=== DATASET RECORDS ===

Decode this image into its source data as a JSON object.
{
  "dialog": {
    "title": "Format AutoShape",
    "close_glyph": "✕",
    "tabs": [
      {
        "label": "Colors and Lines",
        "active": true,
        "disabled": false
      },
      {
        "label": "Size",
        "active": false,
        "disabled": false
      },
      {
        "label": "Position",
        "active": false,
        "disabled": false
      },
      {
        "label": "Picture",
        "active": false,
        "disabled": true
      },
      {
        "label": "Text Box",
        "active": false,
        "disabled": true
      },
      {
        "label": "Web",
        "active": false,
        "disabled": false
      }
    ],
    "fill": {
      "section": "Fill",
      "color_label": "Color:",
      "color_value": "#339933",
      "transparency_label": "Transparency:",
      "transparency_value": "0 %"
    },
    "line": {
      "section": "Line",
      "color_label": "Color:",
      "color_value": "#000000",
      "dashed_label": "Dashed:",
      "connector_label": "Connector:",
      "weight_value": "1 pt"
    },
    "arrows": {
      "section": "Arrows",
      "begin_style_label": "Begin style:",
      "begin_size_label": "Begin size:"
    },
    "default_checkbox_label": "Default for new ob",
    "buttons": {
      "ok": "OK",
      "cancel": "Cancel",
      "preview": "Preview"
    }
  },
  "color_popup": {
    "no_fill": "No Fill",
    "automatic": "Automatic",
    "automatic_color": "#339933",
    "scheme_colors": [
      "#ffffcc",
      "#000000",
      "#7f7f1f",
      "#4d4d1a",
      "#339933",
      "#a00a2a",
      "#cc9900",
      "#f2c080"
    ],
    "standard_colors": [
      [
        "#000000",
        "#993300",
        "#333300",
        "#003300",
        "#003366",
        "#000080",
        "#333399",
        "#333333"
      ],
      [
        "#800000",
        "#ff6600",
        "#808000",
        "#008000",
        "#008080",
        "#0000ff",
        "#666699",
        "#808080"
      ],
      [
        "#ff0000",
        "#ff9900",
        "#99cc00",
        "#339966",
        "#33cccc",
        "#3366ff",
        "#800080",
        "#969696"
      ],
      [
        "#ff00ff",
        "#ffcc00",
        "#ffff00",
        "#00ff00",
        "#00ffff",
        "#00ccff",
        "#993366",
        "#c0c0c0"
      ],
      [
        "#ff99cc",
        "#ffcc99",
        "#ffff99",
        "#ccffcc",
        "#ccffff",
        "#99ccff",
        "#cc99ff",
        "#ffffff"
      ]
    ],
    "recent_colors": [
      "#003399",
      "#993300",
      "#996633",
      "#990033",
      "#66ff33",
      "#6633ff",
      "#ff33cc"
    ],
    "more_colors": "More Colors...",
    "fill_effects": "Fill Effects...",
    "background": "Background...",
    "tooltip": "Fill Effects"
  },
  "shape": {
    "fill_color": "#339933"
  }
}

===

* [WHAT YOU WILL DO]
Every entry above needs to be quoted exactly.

* [ANSWER TO THE PROBLEM]
Decode this image into its source data as a JSON object.
{
  "dialog": {
    "title": "Format AutoShape",
    "close_glyph": "✕",
    "tabs": [
      {
        "label": "Colors and Lines",
        "active": true,
        "disabled": false
      },
      {
        "label": "Size",
        "active": false,
        "disabled": false
      },
      {
        "label": "Position",
        "active": false,
        "disabled": false
      },
      {
        "label": "Picture",
        "active": false,
        "disabled": true
      },
      {
        "label": "Text Box",
        "active": false,
        "disabled": true
      },
      {
        "label": "Web",
        "active": false,
        "disabled": false
      }
    ],
    "fill": {
      "section": "Fill",
      "color_label": "Color:",
      "color_value": "#339933",
      "transparency_label": "Transparency:",
      "transparency_value": "0 %"
    },
    "line": {
      "section": "Line",
      "color_label": "Color:",
      "color_value": "#000000",
      "dashed_label": "Dashed:",
      "connector_label": "Connector:",
      "weight_value": "1 pt"
    },
    "arrows": {
      "section": "Arrows",
      "begin_style_label": "Begin style:",
      "begin_size_label": "Begin size:"
    },
    "default_checkbox_label": "Default for new ob",
    "buttons": {
      "ok": "OK",
      "cancel": "Cancel",
      "preview": "Preview"
    }
  },
  "color_popup": {
    "no_fill": "No Fill",
    "automatic": "Automatic",
    "automatic_color": "#339933",
    "scheme_colors": [
      "#ffffcc",
      "#000000",
      "#7f7f1f",
      "#4d4d1a",
      "#339933",
      "#a00a2a",
      "#cc9900",
      "#f2c080"
    ],
    "standard_colors": [
      [
        "#000000",
        "#993300",
        "#333300",
        "#003300",
        "#003366",
        "#000080",
        "#333399",
        "#333333"
      ],
      [
        "#800000",
        "#ff6600",
        "#808000",
        "#008000",
        "#008080",
        "#0000ff",
        "#666699",
        "#808080"
      ],
      [
        "#ff0000",
        "#ff9900",
        "#99cc00",
        "#339966",
        "#33cccc",
        "#3366ff",
        "#800080",
        "#969696"
      ],
      [
        "#ff00ff",
        "#ffcc00",
        "#ffff00",
        "#00ff00",
        "#00ffff",
        "#00ccff",
        "#993366",
        "#c0c0c0"
      ],
      [
        "#ff99cc",
        "#ffcc99",
        "#ffff99",
        "#ccffcc",
        "#ccffff",
        "#99ccff",
        "#cc99ff",
        "#ffffff"
      ]
    ],
    "recent_colors": [
      "#003399",
      "#993300",
      "#996633",
      "#990033",
      "#66ff33",
      "#6633ff",
      "#ff33cc"
    ],
    "more_colors": "More Colors...",
    "fill_effects": "Fill Effects...",
    "background": "Background...",
    "tooltip": "Fill Effects"
  },
  "shape": {
    "fill_color": "#339933"
  }
}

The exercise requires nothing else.